The inclusion of an easily attachable face shield makes ActiveMask a compelling mask choice for anyone in an industry that regularly interacts with people. Although the face shield is quite small, it provides an added level of protection that most respirators don’t.
Although ActiveMask has a lot of positive aspects, there are some downsides too. The biggest downside I noted during my time with the mask was the comfort over more extended periods of wear. While the respirator was far more comfortable than most half-face respirators that it competes with, I did find myself needing to remove the mask every few hours temporarily.

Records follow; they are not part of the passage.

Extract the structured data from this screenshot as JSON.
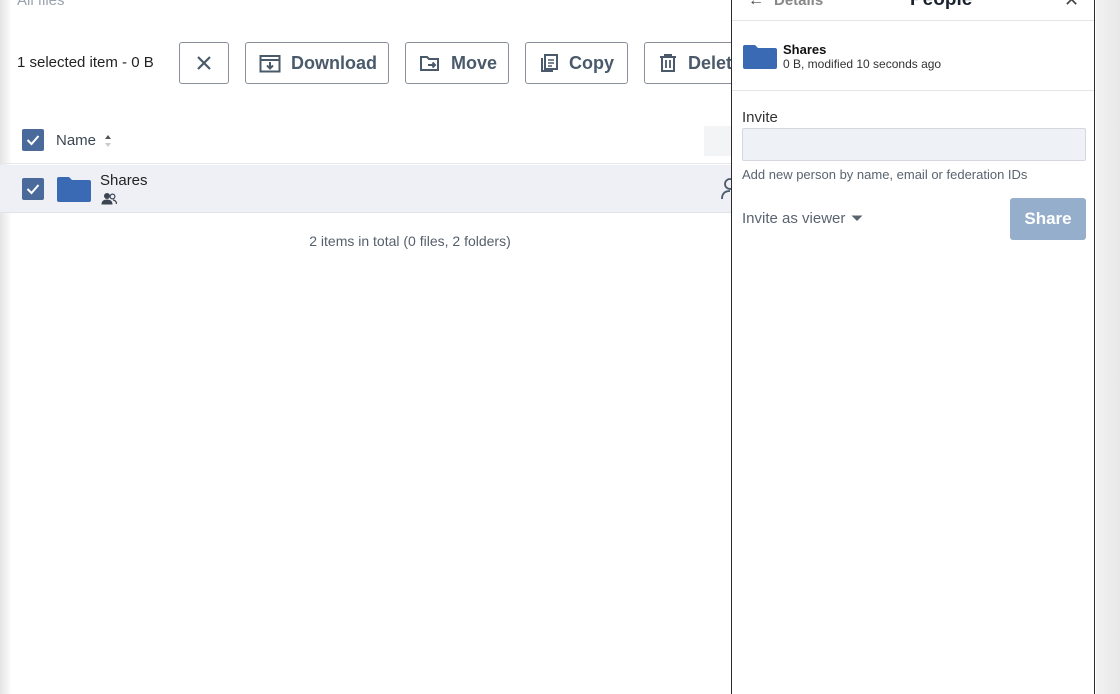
{
  "breadcrumb": {
    "label": "All files"
  },
  "toolbar": {
    "selection_info": "1 selected item - 0 B",
    "download_label": "Download",
    "move_label": "Move",
    "copy_label": "Copy",
    "delete_label": "Delete"
  },
  "table": {
    "name_header": "Name",
    "rows": [
      {
        "name": "Shares"
      }
    ],
    "total": "2 items in total (0 files, 2 folders)"
  },
  "panel": {
    "details_label": "Details",
    "title": "People",
    "item": {
      "name": "Shares",
      "meta": "0 B, modified 10 seconds ago"
    },
    "invite_label": "Invite",
    "invite_value": "",
    "invite_hint": "Add new person by name, email or federation IDs",
    "role_label": "Invite as viewer",
    "share_label": "Share"
  },
  "colors": {
    "accent": "#4a6a9c",
    "folder": "#3a6ab4",
    "share_button": "#94aecb"
  },
  "icons": [
    "close-icon",
    "download-icon",
    "move-icon",
    "copy-icon",
    "trash-icon",
    "checkmark-icon",
    "sort-icon",
    "folder-icon",
    "shared-people-icon",
    "user-icon",
    "back-arrow-icon",
    "chevron-down-icon"
  ]
}
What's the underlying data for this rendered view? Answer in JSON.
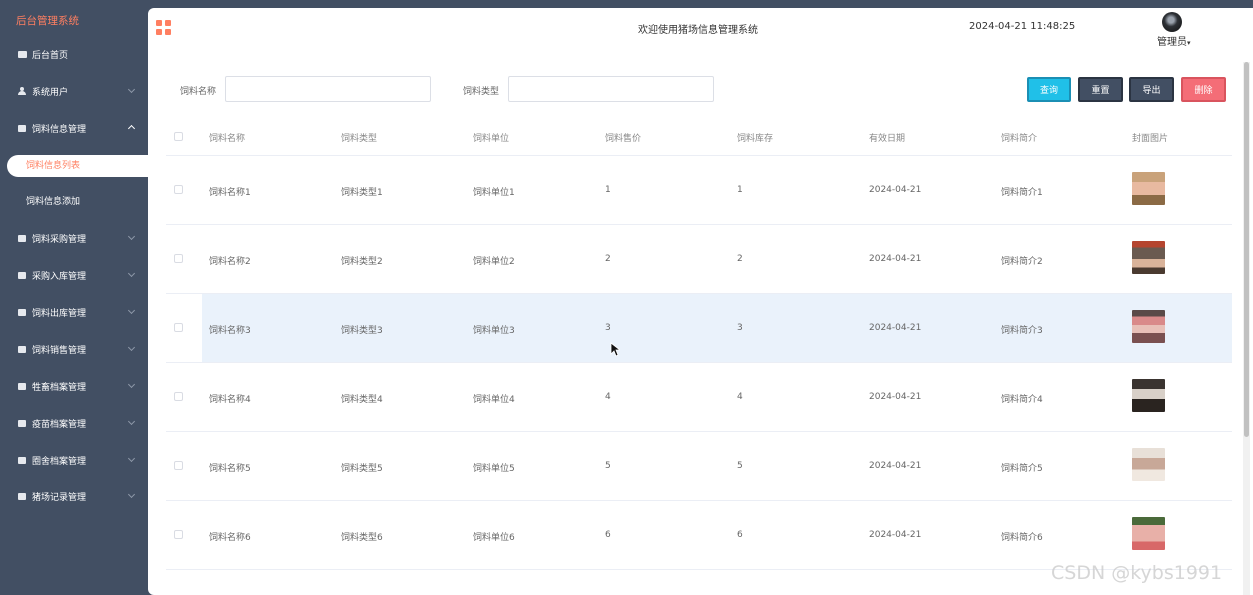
{
  "sidebar": {
    "brand": "后台管理系统",
    "items": [
      {
        "label": "后台首页",
        "icon": "monitor-icon",
        "has_arrow": false
      },
      {
        "label": "系统用户",
        "icon": "user-icon",
        "has_arrow": true
      },
      {
        "label": "饲料信息管理",
        "icon": "menu-square-icon",
        "has_arrow": true,
        "expanded": true
      },
      {
        "label": "饲料采购管理",
        "icon": "menu-square-icon",
        "has_arrow": true
      },
      {
        "label": "采购入库管理",
        "icon": "menu-square-icon",
        "has_arrow": true
      },
      {
        "label": "饲料出库管理",
        "icon": "menu-square-icon",
        "has_arrow": true
      },
      {
        "label": "饲料销售管理",
        "icon": "menu-square-icon",
        "has_arrow": true
      },
      {
        "label": "牲畜档案管理",
        "icon": "menu-square-icon",
        "has_arrow": true
      },
      {
        "label": "疫苗档案管理",
        "icon": "menu-square-icon",
        "has_arrow": true
      },
      {
        "label": "圈舍档案管理",
        "icon": "menu-square-icon",
        "has_arrow": true
      },
      {
        "label": "猪场记录管理",
        "icon": "menu-square-icon",
        "has_arrow": true
      }
    ],
    "submenu": [
      {
        "label": "饲料信息列表",
        "active": true
      },
      {
        "label": "饲料信息添加",
        "active": false
      }
    ]
  },
  "header": {
    "welcome": "欢迎使用猪场信息管理系统",
    "datetime": "2024-04-21 11:48:25",
    "user": "管理员"
  },
  "search": {
    "name_label": "饲料名称",
    "name_value": "",
    "type_label": "饲料类型",
    "type_value": ""
  },
  "buttons": {
    "query": "查询",
    "reset": "重置",
    "export": "导出",
    "delete": "删除"
  },
  "colors": {
    "accent": "#ff7f61",
    "sidebar_bg": "#424f63",
    "query_btn": "#20c0e8",
    "dark_btn": "#424f63",
    "delete_btn": "#f46d77",
    "row_highlight": "#eaf2fb"
  },
  "table": {
    "columns": [
      "饲料名称",
      "饲料类型",
      "饲料单位",
      "饲料售价",
      "饲料库存",
      "有效日期",
      "饲料简介",
      "封面图片"
    ],
    "rows": [
      {
        "name": "饲料名称1",
        "type": "饲料类型1",
        "unit": "饲料单位1",
        "price": "1",
        "stock": "1",
        "date": "2024-04-21",
        "intro": "饲料简介1",
        "cover": "pig-photo"
      },
      {
        "name": "饲料名称2",
        "type": "饲料类型2",
        "unit": "饲料单位2",
        "price": "2",
        "stock": "2",
        "date": "2024-04-21",
        "intro": "饲料简介2",
        "cover": "pig-photo"
      },
      {
        "name": "饲料名称3",
        "type": "饲料类型3",
        "unit": "饲料单位3",
        "price": "3",
        "stock": "3",
        "date": "2024-04-21",
        "intro": "饲料简介3",
        "cover": "pig-photo",
        "highlighted": true
      },
      {
        "name": "饲料名称4",
        "type": "饲料类型4",
        "unit": "饲料单位4",
        "price": "4",
        "stock": "4",
        "date": "2024-04-21",
        "intro": "饲料简介4",
        "cover": "pig-photo"
      },
      {
        "name": "饲料名称5",
        "type": "饲料类型5",
        "unit": "饲料单位5",
        "price": "5",
        "stock": "5",
        "date": "2024-04-21",
        "intro": "饲料简介5",
        "cover": "pig-photo"
      },
      {
        "name": "饲料名称6",
        "type": "饲料类型6",
        "unit": "饲料单位6",
        "price": "6",
        "stock": "6",
        "date": "2024-04-21",
        "intro": "饲料简介6",
        "cover": "pig-photo"
      }
    ]
  },
  "watermark": "CSDN @kybs1991"
}
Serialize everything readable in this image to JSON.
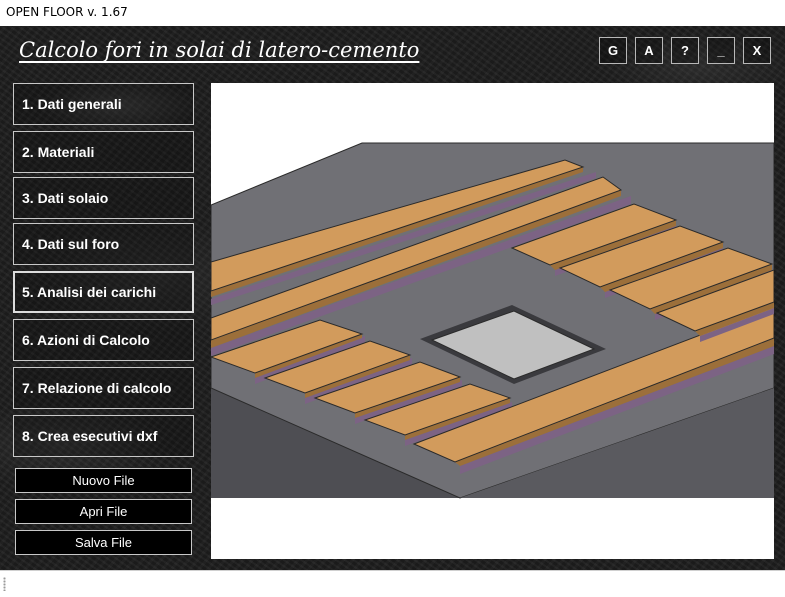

I also believe that making some minor changes to the nose seal of the respirator would be beneficial. While I’m not entirely sure what would remedy this issue, I encountered leakage around my nose until I found the ‘secret’ to donning the mask. While this method solved my leakage issues, some people may not realise this. With that being said, this issue could be limited to my own use.
The look of the mask might also be off-putting for some individuals. While I think this is one of the best-looking silicone masks I have encountered, the look can still be polarizing for some people. While this will be a non-issue in occupational settings, it can cause consumers to have second thoughts.
I will continue to use my ActiveMask. The extra protection provided by the plastic design in terms of fit and filtration offsets the minor fashion inconveniences. This is especially true when compared to the larger and arguably worse-looking masks such as Gill Mask, AirHead Mask and ModPPE S2.
Overall, whether you are an occupational user or consumer, ActiveMask is a respirator worth considering. However, if you’re interested in learning more about the best reusable masks, please consider reading my article.
Does ActiveMask Have a Certification?
Yes. ActiveMask is certified P2 as per AS/NZS1716.
Is ActiveMask Lab Tested?
Yes. ActiveMask has been lab-tested and achieved the P2 certification.
Where Can I Buy ActiveMask?
You can purchase ActiveMask from its website.
What Are Some Alternatives to ActiveMask?
The closest alternatives are Envo Mask and ElastoMaskPro.
Does ActiveMask Use an Exhalation Valve?
Yes. However, this valve can be covered with an included carbon filter.
What Does ActiveMask Filter?
ActiveMask is certified P2 and filters > 94% of particles. This includes particles such as expelled respiratory particles, fine dust, and even oil aerosols.
Does ActiveMask Have a Carbon Filter?
Yes. ActiveMask has activated carbon included in all filters.